Data for analysis Start Marker
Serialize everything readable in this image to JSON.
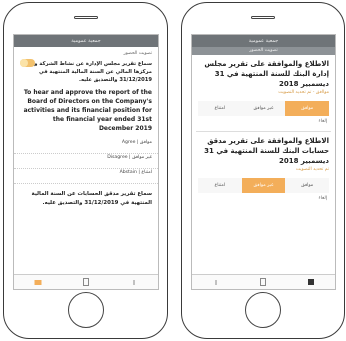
{
  "left": {
    "topbar_title": "جمعية عمومية",
    "subbar_title": "",
    "voting_label": "تصويت الحضور",
    "item1_ar": "سماع تقرير مجلس الإدارة عن نشاط الشركة وعن مركزها المالي عن السنة المالية المنتهية في 31/12/2019 والتصديق عليه.",
    "item1_en": "To hear and approve the report of the Board of Directors on the Company's activities and its financial position for the financial year ended 31st December 2019",
    "options": [
      "Agree | موافق",
      "Disagree | غير موافق",
      "Abstain | امتناع"
    ],
    "item2_ar": "سماع تقرير مدقق الحسابات عن السنة المالية المنتهية في 31/12/2019 والتصديق عليه."
  },
  "right": {
    "topbar_title": "جمعية عمومية",
    "subbar_title": "تصويت الحضور",
    "item1_title": "الاطلاع والموافقة على تقرير مجلس إدارة البنك للسنة المنتهية في 31 ديسمبير 2018",
    "item1_link": "مواافق - تم تحديد التصويت",
    "item1_buttons": [
      "امتناع",
      "غير موافق",
      "موافق"
    ],
    "item1_selected": 2,
    "item1_abstain": "إلغاء",
    "item2_title": "الاطلاع والموافقة على تقرير مدقق حسابات البنك للسنة المنتهية في 31 ديسمبير 2018",
    "item2_link": "تم تحديد التصويت",
    "item2_buttons": [
      "امتناع",
      "غير موافق",
      "موافق"
    ],
    "item2_selected": 1,
    "item2_abstain": "إلغاء"
  }
}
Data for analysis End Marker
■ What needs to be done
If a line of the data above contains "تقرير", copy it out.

■ Solution to this exercise
    "item1_ar": "سماع تقرير مجلس الإدارة عن نشاط الشركة وعن مركزها المالي عن السنة المالية المنتهية في 31/12/2019 والتصديق عليه.",
    "item2_ar": "سماع تقرير مدقق الحسابات عن السنة المالية المنتهية في 31/12/2019 والتصديق عليه."
    "item1_title": "الاطلاع والموافقة على تقرير مجلس إدارة البنك للسنة المنتهية في 31 ديسمبير 2018",
    "item2_title": "الاطلاع والموافقة على تقرير مدقق حسابات البنك للسنة المنتهية في 31 ديسمبير 2018",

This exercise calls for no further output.